START Entries provided

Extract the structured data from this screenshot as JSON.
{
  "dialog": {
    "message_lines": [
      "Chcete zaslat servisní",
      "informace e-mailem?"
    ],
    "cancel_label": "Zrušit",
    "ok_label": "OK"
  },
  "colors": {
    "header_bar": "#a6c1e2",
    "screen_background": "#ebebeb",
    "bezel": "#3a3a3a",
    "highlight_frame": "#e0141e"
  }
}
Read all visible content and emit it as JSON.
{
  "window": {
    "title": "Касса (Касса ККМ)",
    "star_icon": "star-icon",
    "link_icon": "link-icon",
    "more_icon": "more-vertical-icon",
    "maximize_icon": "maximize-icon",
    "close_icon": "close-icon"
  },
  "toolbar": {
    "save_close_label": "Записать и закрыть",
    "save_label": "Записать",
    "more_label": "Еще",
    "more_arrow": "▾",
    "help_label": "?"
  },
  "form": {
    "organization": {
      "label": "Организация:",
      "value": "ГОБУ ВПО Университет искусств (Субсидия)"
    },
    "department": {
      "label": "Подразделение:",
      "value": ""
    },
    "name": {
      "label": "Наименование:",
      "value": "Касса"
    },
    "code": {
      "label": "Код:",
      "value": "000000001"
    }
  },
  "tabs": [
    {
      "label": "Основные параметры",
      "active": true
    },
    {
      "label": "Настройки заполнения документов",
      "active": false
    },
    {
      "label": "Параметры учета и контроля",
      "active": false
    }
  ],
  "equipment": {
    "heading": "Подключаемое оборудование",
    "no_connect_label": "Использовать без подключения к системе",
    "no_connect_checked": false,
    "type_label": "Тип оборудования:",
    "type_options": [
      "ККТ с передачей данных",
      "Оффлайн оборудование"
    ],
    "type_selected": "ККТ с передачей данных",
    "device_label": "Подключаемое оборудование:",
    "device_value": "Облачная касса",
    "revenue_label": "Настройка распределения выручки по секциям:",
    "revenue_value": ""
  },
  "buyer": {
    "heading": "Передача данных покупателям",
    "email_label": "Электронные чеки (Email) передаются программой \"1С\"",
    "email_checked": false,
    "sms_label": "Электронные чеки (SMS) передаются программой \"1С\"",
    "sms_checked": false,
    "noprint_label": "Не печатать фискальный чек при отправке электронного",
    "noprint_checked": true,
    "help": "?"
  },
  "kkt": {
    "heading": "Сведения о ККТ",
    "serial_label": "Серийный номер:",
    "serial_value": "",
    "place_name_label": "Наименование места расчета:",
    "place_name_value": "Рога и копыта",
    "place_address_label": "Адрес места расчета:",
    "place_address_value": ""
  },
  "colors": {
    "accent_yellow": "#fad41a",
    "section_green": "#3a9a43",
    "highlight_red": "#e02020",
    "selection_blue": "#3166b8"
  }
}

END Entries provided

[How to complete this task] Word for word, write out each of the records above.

[Result]
Extract the structured data from this screenshot as JSON.
{
  "dialog": {
    "message_lines": [
      "Chcete zaslat servisní",
      "informace e-mailem?"
    ],
    "cancel_label": "Zrušit",
    "ok_label": "OK"
  },
  "colors": {
    "header_bar": "#a6c1e2",
    "screen_background": "#ebebeb",
    "bezel": "#3a3a3a",
    "highlight_frame": "#e0141e"
  }
}
Read all visible content and emit it as JSON.
{
  "window": {
    "title": "Касса (Касса ККМ)",
    "star_icon": "star-icon",
    "link_icon": "link-icon",
    "more_icon": "more-vertical-icon",
    "maximize_icon": "maximize-icon",
    "close_icon": "close-icon"
  },
  "toolbar": {
    "save_close_label": "Записать и закрыть",
    "save_label": "Записать",
    "more_label": "Еще",
    "more_arrow": "▾",
    "help_label": "?"
  },
  "form": {
    "organization": {
      "label": "Организация:",
      "value": "ГОБУ ВПО Университет искусств (Субсидия)"
    },
    "department": {
      "label": "Подразделение:",
      "value": ""
    },
    "name": {
      "label": "Наименование:",
      "value": "Касса"
    },
    "code": {
      "label": "Код:",
      "value": "000000001"
    }
  },
  "tabs": [
    {
      "label": "Основные параметры",
      "active": true
    },
    {
      "label": "Настройки заполнения документов",
      "active": false
    },
    {
      "label": "Параметры учета и контроля",
      "active": false
    }
  ],
  "equipment": {
    "heading": "Подключаемое оборудование",
    "no_connect_label": "Использовать без подключения к системе",
    "no_connect_checked": false,
    "type_label": "Тип оборудования:",
    "type_options": [
      "ККТ с передачей данных",
      "Оффлайн оборудование"
    ],
    "type_selected": "ККТ с передачей данных",
    "device_label": "Подключаемое оборудование:",
    "device_value": "Облачная касса",
    "revenue_label": "Настройка распределения выручки по секциям:",
    "revenue_value": ""
  },
  "buyer": {
    "heading": "Передача данных покупателям",
    "email_label": "Электронные чеки (Email) передаются программой \"1С\"",
    "email_checked": false,
    "sms_label": "Электронные чеки (SMS) передаются программой \"1С\"",
    "sms_checked": false,
    "noprint_label": "Не печатать фискальный чек при отправке электронного",
    "noprint_checked": true,
    "help": "?"
  },
  "kkt": {
    "heading": "Сведения о ККТ",
    "serial_label": "Серийный номер:",
    "serial_value": "",
    "place_name_label": "Наименование места расчета:",
    "place_name_value": "Рога и копыта",
    "place_address_label": "Адрес места расчета:",
    "place_address_value": ""
  },
  "colors": {
    "accent_yellow": "#fad41a",
    "section_green": "#3a9a43",
    "highlight_red": "#e02020",
    "selection_blue": "#3166b8"
  }
}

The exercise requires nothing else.